As far as international funding initiatives are concerned, given the intensifying great power competition, Vietnam should refrain from taking sides. Instead, it should maintain a neutral stance and uphold its principles in a consistent manner. It should support open, transparent, inclusive and non-discriminatory cooperation mechanisms and proactively work with regional countries to shape the rules for regional infrastructure initiatives.
Finally, some Vietnamese experts have pointed out several potential benefits that the BRI can bring Vietnam, such as strengthening connectivity and facilitating Vietnam’s access to the Chinese market, or helping Vietnam make the most of its long coastline by connecting Southeast Asian ports to enhance intra-ASEAN trade. Joining the BRI also gives Vietnam opportunities to actively take part in the shaping of rules governing international cooperation. However, when taking part in the BRI, Vietnam should adopt proper management mechanisms to avoid potential problems, such as the transfer of outdated technology, project delays and cost overruns.
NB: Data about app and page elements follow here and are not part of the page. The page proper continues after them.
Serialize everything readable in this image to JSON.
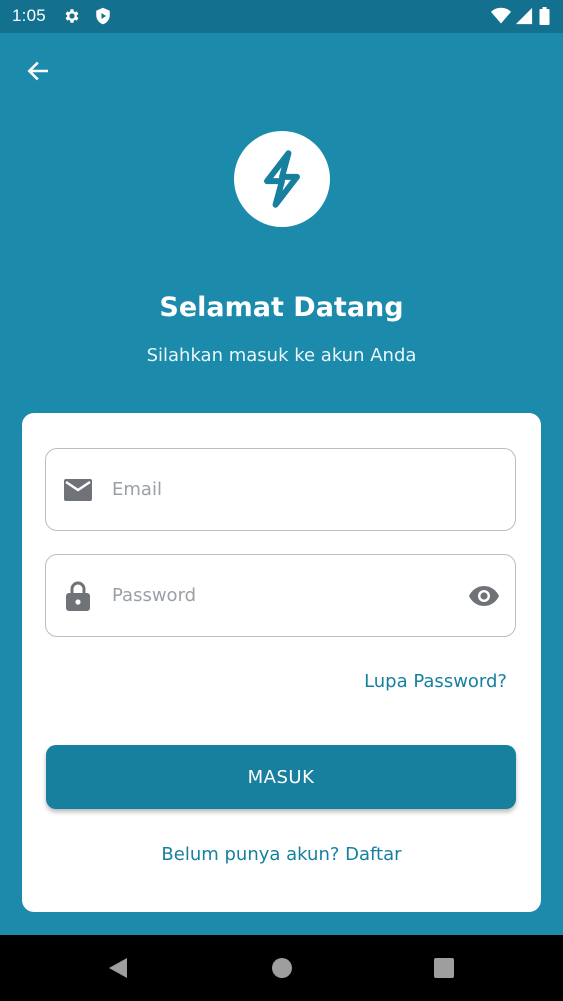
{
  "status_bar": {
    "time": "1:05",
    "icons": [
      "gear-icon",
      "shield-icon",
      "wifi-icon",
      "signal-icon",
      "battery-icon"
    ]
  },
  "header": {
    "back_icon": "arrow-left-icon",
    "logo_icon": "lightning-bolt-icon",
    "title": "Selamat Datang",
    "subtitle": "Silahkan masuk ke akun Anda"
  },
  "form": {
    "email": {
      "icon": "mail-icon",
      "placeholder": "Email",
      "value": ""
    },
    "password": {
      "icon": "lock-icon",
      "placeholder": "Password",
      "value": "",
      "toggle_icon": "eye-icon"
    },
    "forgot_link": "Lupa Password?",
    "submit_label": "MASUK",
    "register_link": "Belum punya akun? Daftar"
  },
  "colors": {
    "primary": "#1b8aab",
    "accent": "#17809e",
    "status_bar": "#13708e",
    "card": "#ffffff"
  },
  "nav_bar": {
    "icons": [
      "back-triangle-icon",
      "home-circle-icon",
      "recents-square-icon"
    ]
  }
}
This is an adapted version of ISEAS Perspective 2021/71 published on 27 May 2021. The paper and its footnotes can be accessed at this link.
Do Mai Lan is Research Fellow at the Center for Regional Studies and Foreign Policy, Institute of Foreign Policy and Strategic Studies, Diplomatic Academy of Vietnam.
Hoang Oanh is Deputy Director of the Center for Regional Studies and Foreign Policy at the Institute of Foreign Policy and Strategic Studies, Diplomatic Academy of Vietnam.